BANGKOK – Thailand’s Constitutional Court on Thursday asked for more evidence as it considers whether to terminate suspended prime minister Prayut Chan-O-Cha’s term in office.
The court suspended the former army chief, who came to power in a 2014 coup, from office last month.
It is weighing a case brought by opposition parties that argues he had reached the end of his eight-year term limit and must step down.
Under Thailand’s 2017 constitution, no prime minister may serve more than eight years in office, but when Prayut’s term began is the subject of dispute.
The former general’s legal team has argued that his premiership did not start on August 24, 2014 – the day he was appointed prime minister of a military government.
Supporters of the retired general have argued either that his start date should be when the current charter became effective or that it should be from when he became the head of an elected government in 2019.
The Constitutional Court said on Thursday it required more information and reports from the official group that drafted the constitution.
Deputy Prawit Wongsuwan has taken over as caretaker prime minister, while Prayut continues to serve as defence minister.
Prayut led the military coup that ousted Yingluck Shinawatra’s democratically elected government, and led the junta government until becoming prime minister after a general election in 2019.
Supporters of the 68-year-old leader argue the clock on his term began when the 2017 constitution came into law, or even after the 2019 general election.
If the court agrees, Prayut could technically continue to serve until 2025 or 2027 – if he wins a general election due by March.
But Prayut is increasingly out of favour with voters and under his watch the kingdom registered its worst economic performance in three decades.
Student-led, pro-democracy protests in Bangkok in 2020 attracted tens of thousands of people at their peak, and a key demand of the movement was for Prayut to resign.

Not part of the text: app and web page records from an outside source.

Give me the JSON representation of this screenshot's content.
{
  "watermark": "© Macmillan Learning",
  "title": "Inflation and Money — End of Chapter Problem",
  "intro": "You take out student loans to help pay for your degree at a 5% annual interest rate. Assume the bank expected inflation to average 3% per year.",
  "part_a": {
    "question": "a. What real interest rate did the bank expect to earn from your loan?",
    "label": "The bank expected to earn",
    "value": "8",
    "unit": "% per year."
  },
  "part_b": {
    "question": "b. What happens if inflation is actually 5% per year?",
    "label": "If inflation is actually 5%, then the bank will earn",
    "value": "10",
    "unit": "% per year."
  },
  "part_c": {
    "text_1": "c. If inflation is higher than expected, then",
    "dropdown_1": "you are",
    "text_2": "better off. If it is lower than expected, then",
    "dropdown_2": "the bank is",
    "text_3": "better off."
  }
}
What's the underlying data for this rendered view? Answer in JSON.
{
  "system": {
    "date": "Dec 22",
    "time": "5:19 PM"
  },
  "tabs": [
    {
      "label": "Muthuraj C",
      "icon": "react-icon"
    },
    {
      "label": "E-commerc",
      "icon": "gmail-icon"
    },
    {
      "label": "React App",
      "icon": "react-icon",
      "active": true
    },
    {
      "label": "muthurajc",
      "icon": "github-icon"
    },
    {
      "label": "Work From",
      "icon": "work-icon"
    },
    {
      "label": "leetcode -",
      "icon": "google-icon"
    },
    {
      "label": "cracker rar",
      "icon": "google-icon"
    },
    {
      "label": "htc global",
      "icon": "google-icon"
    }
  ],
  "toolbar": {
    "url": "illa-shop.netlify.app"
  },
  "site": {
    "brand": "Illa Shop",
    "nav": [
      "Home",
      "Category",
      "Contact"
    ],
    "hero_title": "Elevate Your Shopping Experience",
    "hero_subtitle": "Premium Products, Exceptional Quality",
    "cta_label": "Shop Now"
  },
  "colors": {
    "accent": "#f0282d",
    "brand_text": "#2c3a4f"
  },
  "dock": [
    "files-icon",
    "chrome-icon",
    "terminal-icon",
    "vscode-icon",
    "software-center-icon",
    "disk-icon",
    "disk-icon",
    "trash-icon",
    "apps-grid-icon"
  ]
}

Analysts have said a favourable ruling for the suspended premier is more likely as choosing political continuity over a strict legal interpretation would help avert a political vacuum that might prove troublesome for the royalist establishment.
“They might not focus too much on the legal factor but a political one. This could lead to a verdict that is more compromising, which is the same start date as the charter,” said Mr Teerasak Siripant, managing director at strategic adviser consultancy BowerGroupAsia’s Bangkok office.
“Prayut’s stepping down would bring too much chaos at this time,” he said.
The court’s next hearing will be Sept 14. AFP, BLOOMBERG